Knowing the importance of screenshots in deciding whether or not to download a mod, I went and added some screenshots to the pages for Qwert's House of Madness and Qwert's Dwemer Graveyard on TES Nexus, and provided some more detailed description for them in the comments section (the original description for Dwemer Graveyard especially is extremely terse, and not adequate for a 1000-level dungeon).


  1. Amazing how much patience you have to look for different mods! I just pray to find the few I need, hehe. I actually like the number of NPCs around in town... to me, Morrowind is a desolate, lonelly place. I played Oblivion just a but (wont run good on my PC), and there is this dark elf in Imperial City who is really happy about beign *away* from Morrowind, it was funny to hear him! Anyway, Im busy right now, but should go back to play Morrowind sometime soon. You have been doing a great work talking about everything without spoilers, thank you!

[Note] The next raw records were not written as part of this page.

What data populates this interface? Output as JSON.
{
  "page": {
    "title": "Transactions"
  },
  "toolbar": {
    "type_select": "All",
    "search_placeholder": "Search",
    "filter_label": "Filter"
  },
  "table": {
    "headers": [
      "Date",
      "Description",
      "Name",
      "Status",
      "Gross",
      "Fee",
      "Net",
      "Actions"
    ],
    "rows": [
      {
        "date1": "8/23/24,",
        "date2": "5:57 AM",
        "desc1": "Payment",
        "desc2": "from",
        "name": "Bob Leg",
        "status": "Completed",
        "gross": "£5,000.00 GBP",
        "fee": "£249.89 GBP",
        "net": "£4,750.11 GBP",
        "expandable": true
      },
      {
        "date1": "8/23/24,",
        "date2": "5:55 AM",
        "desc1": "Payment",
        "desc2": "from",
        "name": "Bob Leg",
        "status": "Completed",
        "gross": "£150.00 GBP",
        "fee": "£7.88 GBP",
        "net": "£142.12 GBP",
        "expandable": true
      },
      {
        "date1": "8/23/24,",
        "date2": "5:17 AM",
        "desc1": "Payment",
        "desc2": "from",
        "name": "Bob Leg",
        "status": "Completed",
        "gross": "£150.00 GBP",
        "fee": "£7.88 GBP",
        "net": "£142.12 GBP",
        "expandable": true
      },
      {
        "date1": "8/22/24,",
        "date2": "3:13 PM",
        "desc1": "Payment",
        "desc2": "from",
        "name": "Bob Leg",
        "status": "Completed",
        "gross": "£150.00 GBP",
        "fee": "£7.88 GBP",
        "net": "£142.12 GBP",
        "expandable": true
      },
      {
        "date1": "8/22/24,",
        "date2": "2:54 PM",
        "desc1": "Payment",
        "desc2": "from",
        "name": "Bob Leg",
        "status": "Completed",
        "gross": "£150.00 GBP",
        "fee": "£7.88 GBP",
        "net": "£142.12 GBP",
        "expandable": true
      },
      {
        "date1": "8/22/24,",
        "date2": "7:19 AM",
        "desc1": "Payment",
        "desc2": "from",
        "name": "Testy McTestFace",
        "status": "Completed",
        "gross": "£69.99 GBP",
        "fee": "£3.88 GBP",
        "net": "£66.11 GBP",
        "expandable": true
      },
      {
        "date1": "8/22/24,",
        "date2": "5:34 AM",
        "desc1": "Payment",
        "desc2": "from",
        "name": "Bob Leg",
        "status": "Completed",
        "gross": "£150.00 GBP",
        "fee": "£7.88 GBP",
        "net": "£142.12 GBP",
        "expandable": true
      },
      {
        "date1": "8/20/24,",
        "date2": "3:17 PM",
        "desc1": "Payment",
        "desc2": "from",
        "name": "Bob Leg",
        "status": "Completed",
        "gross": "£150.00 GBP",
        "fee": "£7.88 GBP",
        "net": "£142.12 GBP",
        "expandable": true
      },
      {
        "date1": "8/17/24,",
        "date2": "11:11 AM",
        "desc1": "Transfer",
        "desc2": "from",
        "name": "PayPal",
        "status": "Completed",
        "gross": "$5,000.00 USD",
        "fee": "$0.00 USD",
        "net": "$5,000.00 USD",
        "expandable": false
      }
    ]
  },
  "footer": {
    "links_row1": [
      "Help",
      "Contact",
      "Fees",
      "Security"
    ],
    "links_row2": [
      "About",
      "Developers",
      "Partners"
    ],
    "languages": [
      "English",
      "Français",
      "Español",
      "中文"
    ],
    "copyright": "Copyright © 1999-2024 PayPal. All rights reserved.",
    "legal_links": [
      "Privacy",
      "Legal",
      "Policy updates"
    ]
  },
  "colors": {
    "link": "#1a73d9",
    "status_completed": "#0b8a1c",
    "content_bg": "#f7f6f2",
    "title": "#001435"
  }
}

    Since you so love to do quests, I was wondering if you found a better Quest Log or some addon to help manage things. I know this is not the first time I asked... but I had tried one that alowed me to take notes on paper inside the game, which sounded perfect, I could make lists and follow instructions on quests nearby, etc... in theory, of couse, I never made it work. Please let me know if you are using anything like that.

  2. Heh, I remember a different dark elf, Falanu, I think, the alchemist in Skingrad, who complains that her status in House Hlaalu means nothing there in the heart of the Empire.

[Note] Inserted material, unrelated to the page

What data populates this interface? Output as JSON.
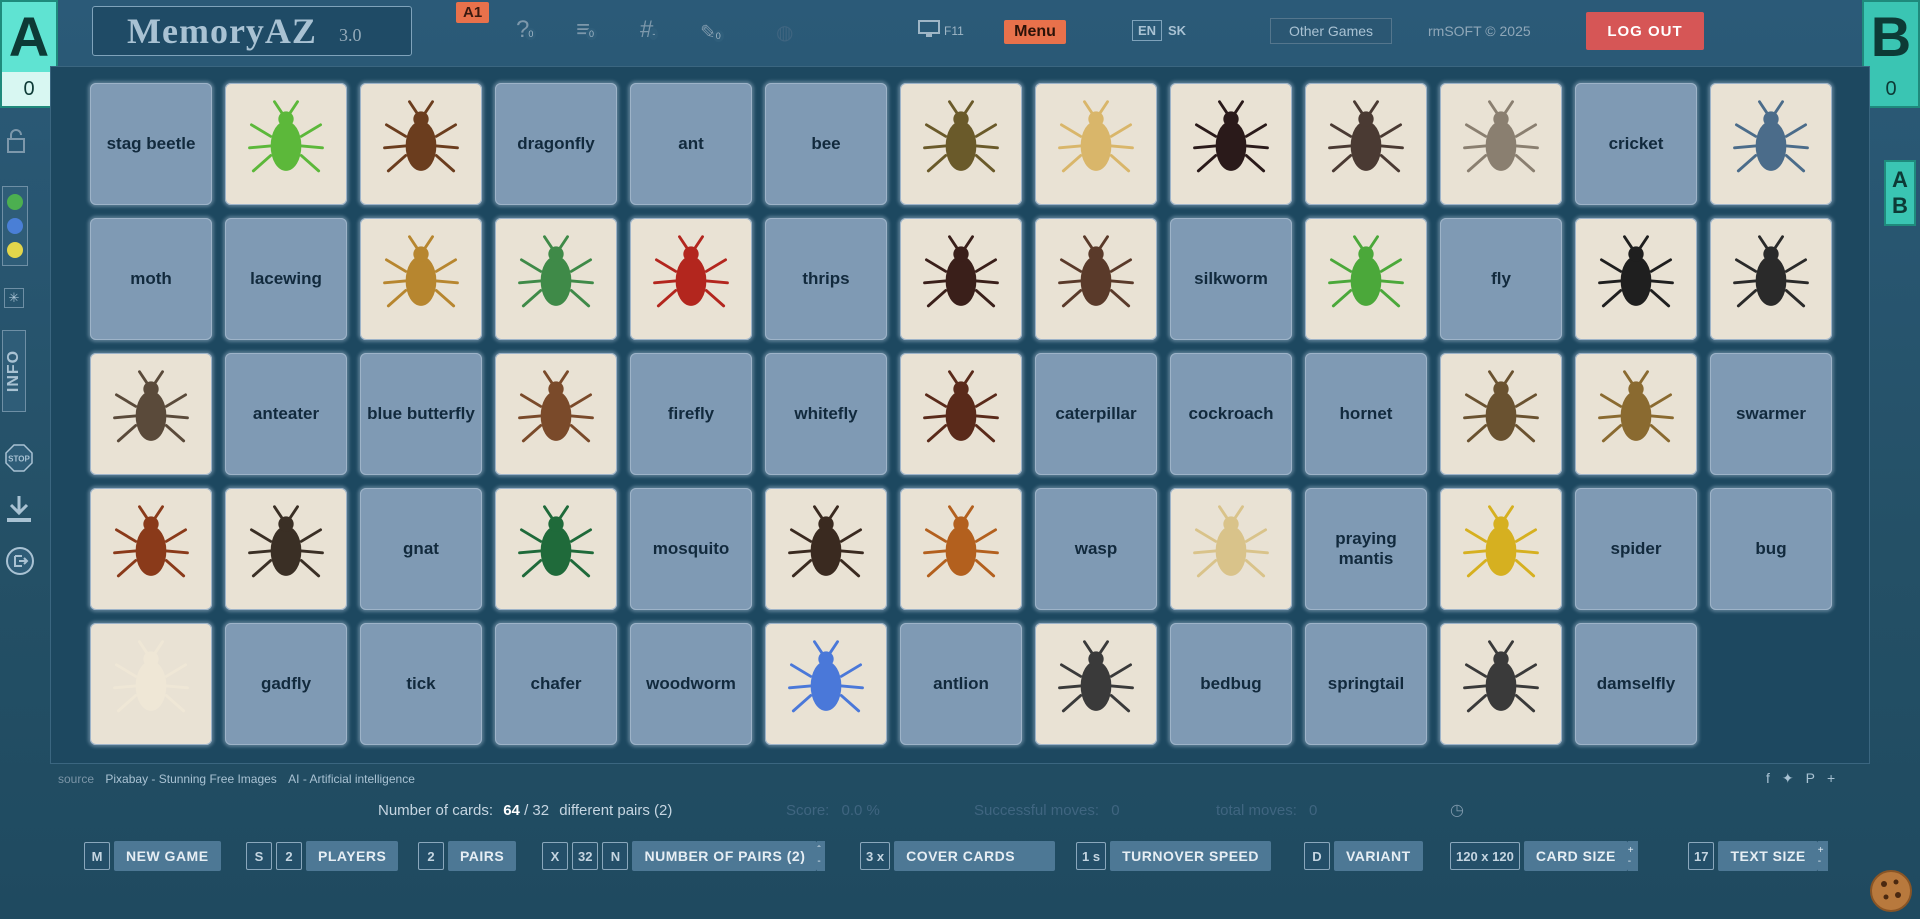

    Last time you mentioned the quest journal, I said I was trying out Morrowind Journal Helper, and that does let you export and browse through your quests as a spreadsheet or database, but it doesn't seem to remember which ones I said I've completed, so every time I update it, I have to re-mark all these quests as complete, which makes it too much of a bother.

    I think I've just gotten better at reading and using the quest journal. The list of "Quests" in it shows all quests that are open and not completed (though a couple in my list should have been marked complete), and clicking on the hyperlinks usually shows me the information I wanted to know, or at least enough of it that I can find the rest elsewhere. It's still rather clunky and disorganised, but I can work with it. I think the only thing to do aside from that is to just make notes on real paper, or keep a document open that you can alt-tab switch to from the game. :)

  3. Haha, yeah, I keep notes on paper... all mixed up with WoW stuff I take notes. Now I remember what you mentioned, and I didn't try it because I really wanted something in game. Once I got back to it, I might search again. If I find one that works, I let you know.